During the 2010 college football season I tallied statistics from all of the top quarterbacks, receivers, running backs and defenders and listed the results in the prospect tracker. You can find the numbers in the new menu bar under the title ‘prospects‘.
I chose the players I expected to get the most attention on draft day, so it’s quite telling that I decided against adding Andy Dalton. Whenever I watched TCU in 2009 or 2010 I never saw him as anything more than late round fodder and a career backup. Depending on who you believe, he might have a chance to go in round two on Friday and I understand he’s the third quarterback on Seattle’s draft board. Either I made a major error in grading Dalton, or he’s seriously over rated.
Using the prospect tracker I wanted to compare the performance of Colin Kaepernick, who I believe is receiving serious interest from the pacific north west. The stats are based on regular season performances only, so they don’t account for a 192-yard, one touchdown performance against Boston College in the Kraft ‘Fight Hunger’ Bowl.
Despite opting not to declare for the 2011 draft, I kept Andrew Luck’s name on the list if only for the basis of a comparison. After all, this is the poster boy for college football at the moment and the man everyone expects to be the #1 overall pick next year. His numbers at Stanford in 2011 were very impressive, yet distinctly similar to Colin Kaepernick’s.

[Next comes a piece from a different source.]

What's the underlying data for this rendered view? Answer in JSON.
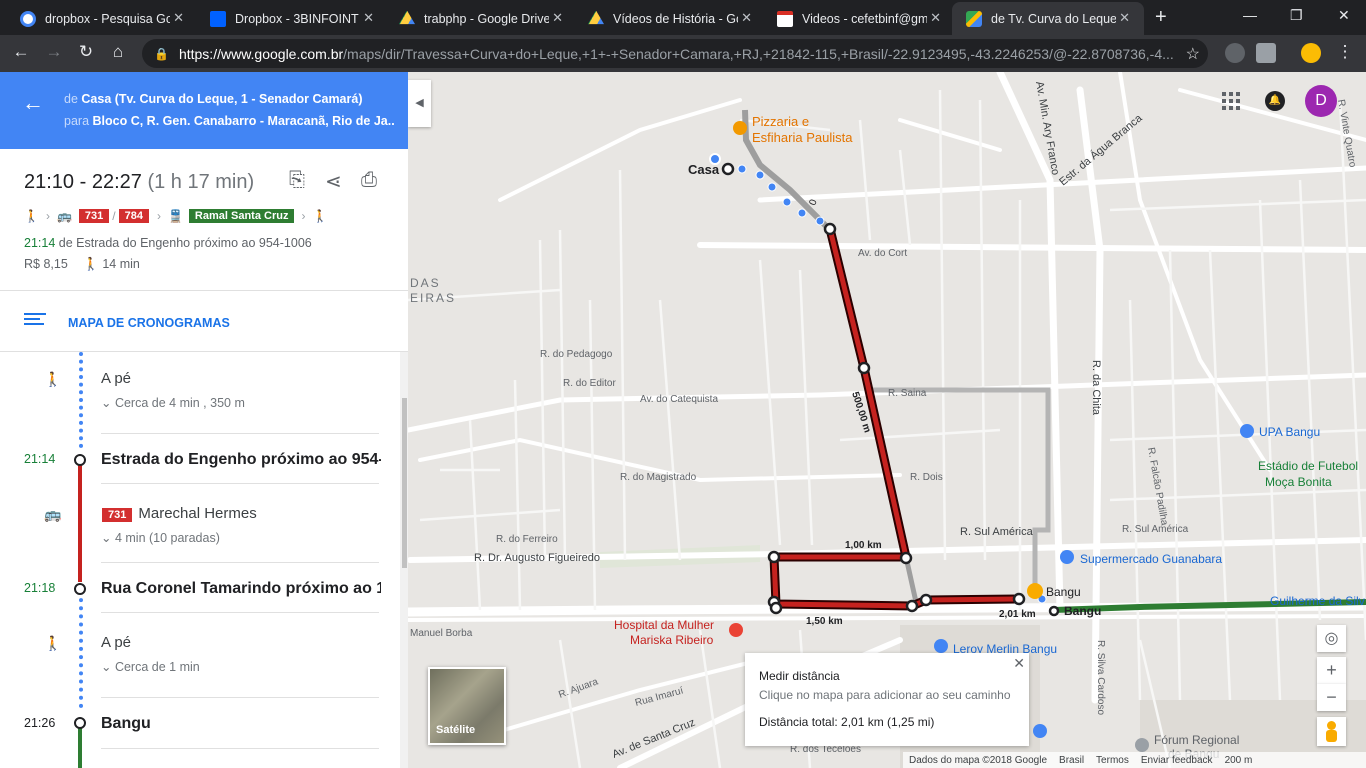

Luck went 245/349 passing for the season with an excelent 70% completion rate. Kaepernick wasn’t far behind, going 213/326 for a 65% completion rate.
Very little separated each players yards-per-attempt (8.9 to 8.7 in favor of Luck). Kaepernick had 2830 passing yards compared to Luck’s 3051. Both players threw seven interceptions, but Luck recorded seven more passing touchdowns. To compensate, Kaepernick’s running ability in Nevada’s pistol offense generated 1184 yards and an eye catching 20 touchdowns compared to Luck’s 438 yards and three scores. Of course, Luck ran a very different offense where his mobility and sneaky athleticism was merely a bonus and Kaepernick’s rushing qualities were a focal point for the Wolfpack.
Numbers only tell one side of the story of course, because using pure statistics you’d find it hard to seperate the pair. I’m not trying to say in this article that the two are on an equal footing, something I’m sure Colin Kaepernick – being a humble individual – would accept himself. Kaepernick will not be the first overall pick this year even if he does find a home in round one. Luck’s throwing mechanics are uniquely perfect for a college quarterback and he has some experience of pre-snap reads and adjustments, although a lot of those appeared to be scripted.
Level of competition also has to be taken into account. Kaepernick did beat Boise State, California, Fresno State and Boston College but Nevada’s schedule was also padded out with Eastern Washington, Idaho, Louisiana Tech and Utah State. Stanford negotiated the PAC-10 with some style, only losing to eventual BCS Championship runners-up Oregon on the road.
One thing the numbers do back up is Kaepernick’s elusiveness. He was sacked just ten times in 2010, which is a lot less than other mobile quarterbacks such as Jake Locker (19), Cam Newton (23), Blaine Gabbert (23) and Christian Ponder (23). Again though, you have to wonder about level of competition considering Andy Dalton’s eight sacks at TCU running a similarly weaker schedule. Andrew Luck was sacked an incredible six times, testament not only to his ability to get the ball out quickly but also to Stanford’s superb offensive line.
It is interesting to see that Kaepernick had a better completion percentage than both Locker and Gabbert, significantly so in Locker’s case. Again this perhaps doesn’t tell the whole story as Kaepernick was never faced with an almost impossible situation against Stanford and Nebraska, although performances such as Locker’s against UCLA proved he wasn’t entirely blameless. Another interesting note on Gabbert is that his 62% completion rate came despite throwing more passes (418) than anyone other than Nathan Enderle (478). Gabbert also had the lowest number of touchdowns (15).
Looking at Kaepernick’s previous years at Nevada also hints toward some level of development as a passer. He took less sacks, significantly improved his completion percentage (he averaged in the mid-50’s before 2010) and maintained a low turn over ratio, throwing just 24 interceptions in four years of starting football.
On the face of it the numbers are very impressive and you want to see that development, particularly as a senior. It’s one of the criticisms labelled at Jake Locker who would almost certainly, in my opinion, have been the fourth overall pick last year to Washington. His inability to pass in the 60% range – whatever the reason – gave ammunition to the critics. Statistics can be manipulated in both a positive and negative way and rest assured had Locker been a 60-65% passer, even if the performance wasn’t ultimately much better, people would’ve spoken about him in a more favorable manner. It’s really only a 3% improvement in terms of completions, which is nothing.
Kaepernick did make that jump and the team who ultimately drafts him this week will hope that it’s just the start of further development as a passer, because that is how he’ll be successful at the next level.